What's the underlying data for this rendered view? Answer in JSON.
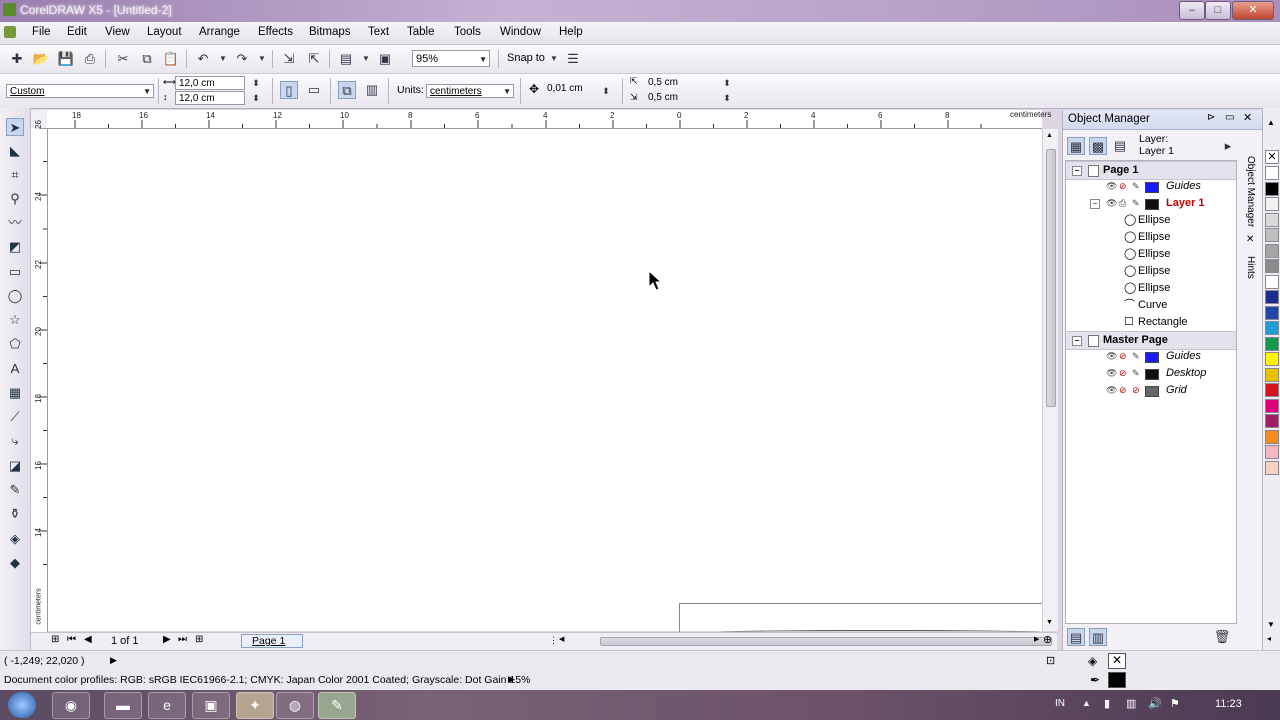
{
  "window": {
    "title": "CorelDRAW X5 - [Untitled-2]",
    "minimize": "–",
    "maximize": "□",
    "close": "✕"
  },
  "menu": {
    "items": [
      "File",
      "Edit",
      "View",
      "Layout",
      "Arrange",
      "Effects",
      "Bitmaps",
      "Text",
      "Table",
      "Tools",
      "Window",
      "Help"
    ]
  },
  "toolbar": {
    "zoom": "95%",
    "snap_to": "Snap to",
    "icons": [
      "new-icon",
      "open-icon",
      "save-icon",
      "print-icon",
      "cut-icon",
      "copy-icon",
      "paste-icon",
      "undo-icon",
      "redo-icon",
      "import-icon",
      "export-icon",
      "app-launcher-icon",
      "welcome-icon"
    ]
  },
  "propbar": {
    "preset": "Custom",
    "width": "12,0 cm",
    "height": "12,0 cm",
    "units_label": "Units:",
    "units": "centimeters",
    "nudge": "0,01 cm",
    "dup_x": "0,5 cm",
    "dup_y": "0,5 cm"
  },
  "ruler": {
    "h_ticks": [
      "18",
      "16",
      "14",
      "12",
      "10",
      "8",
      "6",
      "4",
      "2",
      "0",
      "2",
      "4",
      "6",
      "8",
      "10"
    ],
    "h_unit": "centimeters",
    "v_ticks": [
      "26",
      "24",
      "22",
      "20",
      "18",
      "16",
      "14"
    ],
    "v_unit": "centimeters"
  },
  "bottombar": {
    "page_count": "1 of 1",
    "page_tab": "Page 1"
  },
  "docker": {
    "title": "Object Manager",
    "layer_label": "Layer:",
    "layer_name": "Layer 1",
    "tree": {
      "page1": "Page 1",
      "guides": "Guides",
      "layer1": "Layer 1",
      "objects": [
        "Ellipse",
        "Ellipse",
        "Ellipse",
        "Ellipse",
        "Ellipse",
        "Curve",
        "Rectangle"
      ],
      "master": "Master Page",
      "master_guides": "Guides",
      "desktop": "Desktop",
      "grid": "Grid"
    },
    "side_tabs": [
      "Object Manager",
      "Hints"
    ],
    "colors": {
      "guides": "#1a1aff",
      "layer1": "#111111",
      "desktop": "#111111",
      "grid": "#666666",
      "layer1_text": "#c00000"
    }
  },
  "palette": {
    "colors": [
      "#ffffff",
      "#000000",
      "#f2f2f2",
      "#d9d9d9",
      "#bfbfbf",
      "#a6a6a6",
      "#8c8c8c",
      "#ffffff",
      "#1a2c8c",
      "#1f49a8",
      "#1c9cd8",
      "#159a4a",
      "#fff200",
      "#e8c400",
      "#d6141e",
      "#e0007a",
      "#9e1f63",
      "#f28c1e",
      "#f5b7c6",
      "#f7d0c2"
    ]
  },
  "status": {
    "coords": "( -1,249; 22,020 )",
    "color_profiles": "Document color profiles: RGB: sRGB IEC61966-2.1; CMYK: Japan Color 2001 Coated; Grayscale: Dot Gain 15%"
  },
  "taskbar": {
    "lang": "IN",
    "time": "11:23"
  }
}
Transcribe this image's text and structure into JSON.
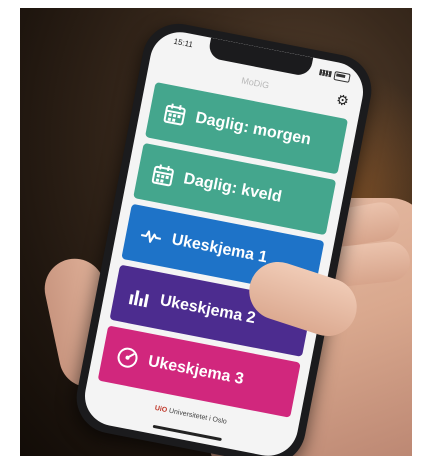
{
  "statusbar": {
    "time": "15:11"
  },
  "header": {
    "title": "MoDiG"
  },
  "buttons": [
    {
      "label": "Daglig: morgen",
      "icon": "calendar-icon",
      "color": "#44a68d"
    },
    {
      "label": "Daglig: kveld",
      "icon": "calendar-icon",
      "color": "#44a68d"
    },
    {
      "label": "Ukeskjema 1",
      "icon": "pulse-icon",
      "color": "#1e73c8"
    },
    {
      "label": "Ukeskjema 2",
      "icon": "bar-chart-icon",
      "color": "#4c2c8f"
    },
    {
      "label": "Ukeskjema 3",
      "icon": "gauge-icon",
      "color": "#d1277d"
    }
  ],
  "footer": {
    "logo_text": "UiO",
    "institution": "Universitetet i Oslo"
  }
}
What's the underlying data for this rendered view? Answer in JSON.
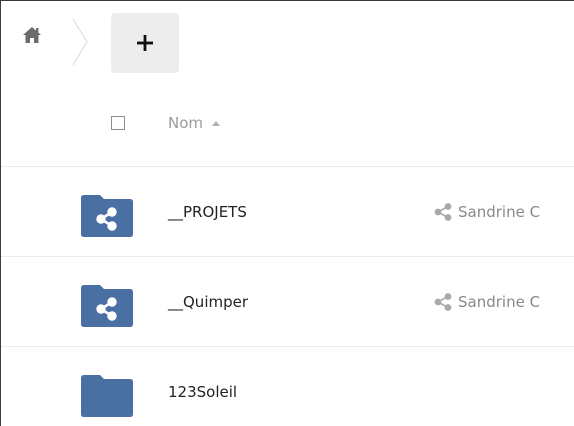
{
  "colors": {
    "folder": "#4a6fa3",
    "folder_dark": "#3f6293",
    "muted_text": "#9b9b9b",
    "share_text": "#888888",
    "button_bg": "#ededed"
  },
  "toolbar": {
    "home_icon": "home-icon",
    "new_button_icon": "plus-icon"
  },
  "header": {
    "name_column": "Nom",
    "sort_icon": "sort-ascending-icon"
  },
  "files": [
    {
      "name": "__PROJETS",
      "shared": true,
      "owner": "Sandrine C",
      "icon": "shared-folder-icon"
    },
    {
      "name": "__Quimper",
      "shared": true,
      "owner": "Sandrine C",
      "icon": "shared-folder-icon"
    },
    {
      "name": "123Soleil",
      "shared": false,
      "owner": "",
      "icon": "folder-icon"
    }
  ]
}
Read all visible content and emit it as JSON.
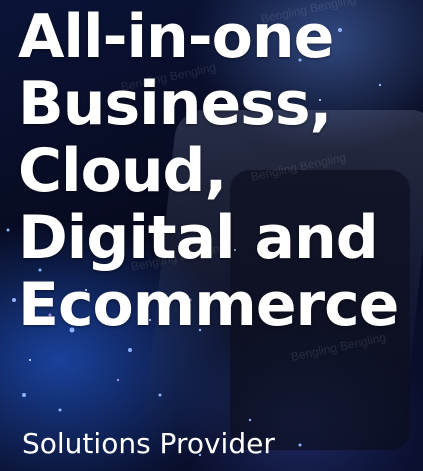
{
  "hero": {
    "headline_lines": [
      "All-in-one",
      "Business,",
      "Cloud,",
      "Digital and",
      "Ecommerce"
    ],
    "subheadline": "Solutions Provider",
    "watermark_text": "Bengling Bengling",
    "text_color": "#ffffff",
    "background_colors": [
      "#05060f",
      "#0b1438",
      "#2a6eff"
    ]
  }
}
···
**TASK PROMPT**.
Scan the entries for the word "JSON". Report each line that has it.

**WRITTEN ANSWER**.
What's the underlying data for this rendered view? Answer in JSON.
Transcribe this image's text and structure into JSON.
What's the underlying data for this rendered view? Answer in JSON.
Read all visible content and emit it as JSON.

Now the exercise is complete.